__Task objective__. Among the lines below, list those containing the string "data".

..........

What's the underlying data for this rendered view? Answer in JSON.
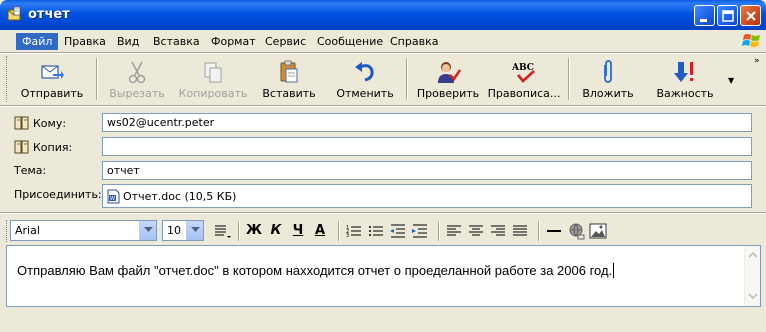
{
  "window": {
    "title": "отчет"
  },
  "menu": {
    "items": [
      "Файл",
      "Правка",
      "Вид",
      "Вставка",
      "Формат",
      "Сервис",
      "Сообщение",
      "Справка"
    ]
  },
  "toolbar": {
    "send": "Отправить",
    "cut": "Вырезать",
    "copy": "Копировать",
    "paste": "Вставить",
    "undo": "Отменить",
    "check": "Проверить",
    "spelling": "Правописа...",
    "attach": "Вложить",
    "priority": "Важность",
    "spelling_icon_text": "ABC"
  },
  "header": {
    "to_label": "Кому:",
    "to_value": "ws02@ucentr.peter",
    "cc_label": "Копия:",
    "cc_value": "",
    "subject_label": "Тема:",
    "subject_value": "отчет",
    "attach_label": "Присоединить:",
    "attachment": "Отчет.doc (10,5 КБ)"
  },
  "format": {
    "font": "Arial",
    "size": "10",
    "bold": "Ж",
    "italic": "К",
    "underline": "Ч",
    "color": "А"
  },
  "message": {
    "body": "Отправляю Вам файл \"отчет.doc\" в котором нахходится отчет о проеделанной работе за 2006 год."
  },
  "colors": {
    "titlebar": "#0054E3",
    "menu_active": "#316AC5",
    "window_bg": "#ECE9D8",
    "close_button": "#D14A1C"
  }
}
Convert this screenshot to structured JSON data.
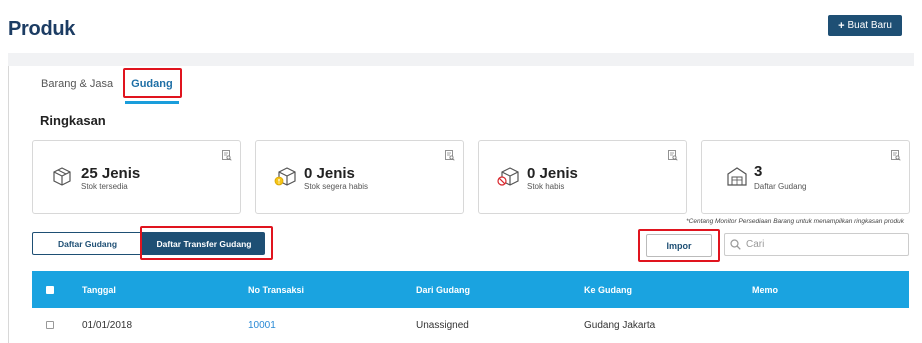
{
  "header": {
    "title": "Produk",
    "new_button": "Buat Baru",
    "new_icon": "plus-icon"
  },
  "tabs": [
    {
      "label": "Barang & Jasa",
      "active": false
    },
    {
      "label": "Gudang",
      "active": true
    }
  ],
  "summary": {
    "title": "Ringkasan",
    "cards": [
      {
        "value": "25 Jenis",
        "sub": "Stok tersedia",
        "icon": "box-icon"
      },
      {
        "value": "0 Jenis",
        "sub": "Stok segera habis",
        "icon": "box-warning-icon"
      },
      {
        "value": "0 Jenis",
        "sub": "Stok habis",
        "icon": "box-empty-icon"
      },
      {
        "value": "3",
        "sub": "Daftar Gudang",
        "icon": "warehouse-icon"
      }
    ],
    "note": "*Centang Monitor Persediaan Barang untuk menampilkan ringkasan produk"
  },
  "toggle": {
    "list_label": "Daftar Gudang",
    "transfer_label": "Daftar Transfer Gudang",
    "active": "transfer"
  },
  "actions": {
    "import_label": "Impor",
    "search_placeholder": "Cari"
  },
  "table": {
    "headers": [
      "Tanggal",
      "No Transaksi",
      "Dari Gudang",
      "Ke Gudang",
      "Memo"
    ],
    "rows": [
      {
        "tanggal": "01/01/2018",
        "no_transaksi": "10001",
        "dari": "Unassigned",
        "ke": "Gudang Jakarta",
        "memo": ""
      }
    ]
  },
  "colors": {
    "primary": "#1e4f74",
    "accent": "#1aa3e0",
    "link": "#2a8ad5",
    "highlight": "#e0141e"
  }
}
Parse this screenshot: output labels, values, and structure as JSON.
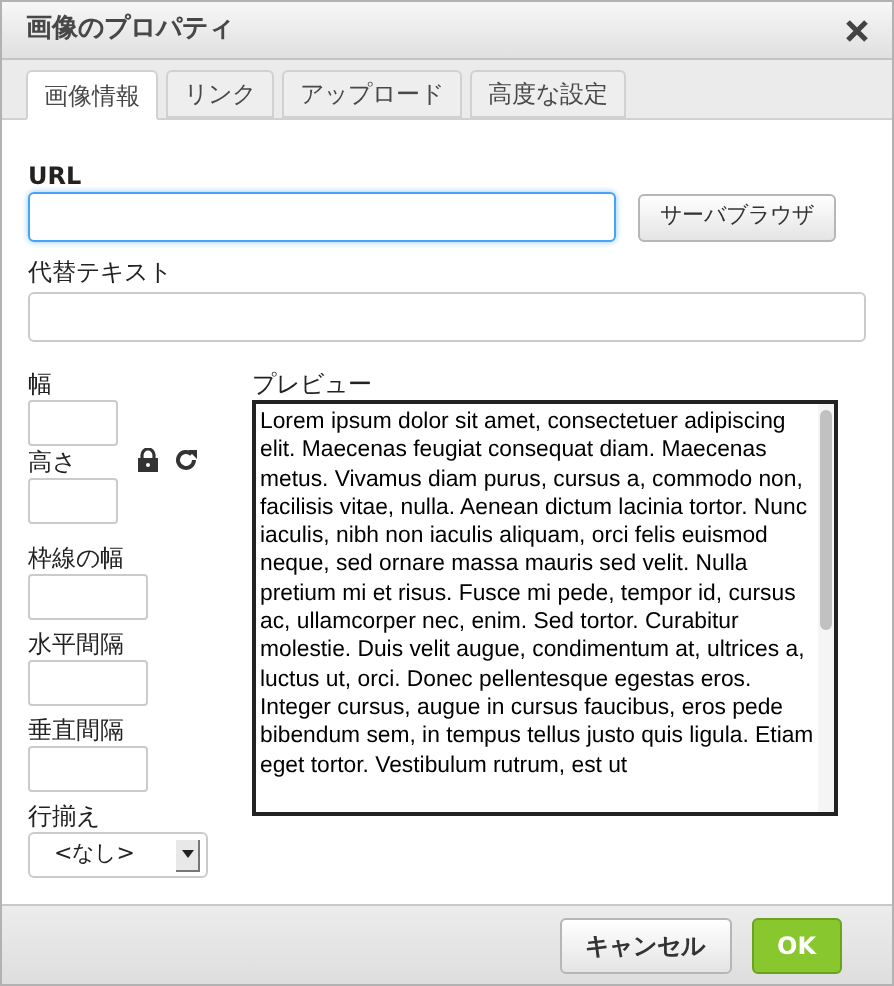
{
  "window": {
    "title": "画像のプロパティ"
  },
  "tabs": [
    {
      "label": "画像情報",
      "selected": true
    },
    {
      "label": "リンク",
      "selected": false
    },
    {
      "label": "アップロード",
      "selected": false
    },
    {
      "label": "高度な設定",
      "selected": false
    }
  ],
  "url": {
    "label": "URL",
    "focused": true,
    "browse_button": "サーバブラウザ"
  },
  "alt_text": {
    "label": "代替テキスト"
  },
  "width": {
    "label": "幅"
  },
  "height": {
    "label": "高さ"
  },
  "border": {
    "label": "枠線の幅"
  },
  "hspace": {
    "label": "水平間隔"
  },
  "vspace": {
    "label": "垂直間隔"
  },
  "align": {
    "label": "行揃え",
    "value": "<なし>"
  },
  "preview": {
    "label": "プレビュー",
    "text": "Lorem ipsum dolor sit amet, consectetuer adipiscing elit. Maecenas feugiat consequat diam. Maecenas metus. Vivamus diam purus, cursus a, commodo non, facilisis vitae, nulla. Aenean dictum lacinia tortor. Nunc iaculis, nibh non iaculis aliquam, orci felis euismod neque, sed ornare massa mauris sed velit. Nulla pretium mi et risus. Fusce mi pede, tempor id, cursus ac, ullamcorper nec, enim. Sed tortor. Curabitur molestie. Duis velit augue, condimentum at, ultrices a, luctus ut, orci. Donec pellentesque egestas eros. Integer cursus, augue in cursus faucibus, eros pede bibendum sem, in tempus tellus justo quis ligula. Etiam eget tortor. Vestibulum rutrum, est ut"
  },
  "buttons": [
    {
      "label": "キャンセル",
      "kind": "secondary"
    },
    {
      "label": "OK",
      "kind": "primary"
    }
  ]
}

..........

__Response area__.
What's the underlying data for this rendered view? Answer in JSON.
Convert this screenshot to structured JSON data.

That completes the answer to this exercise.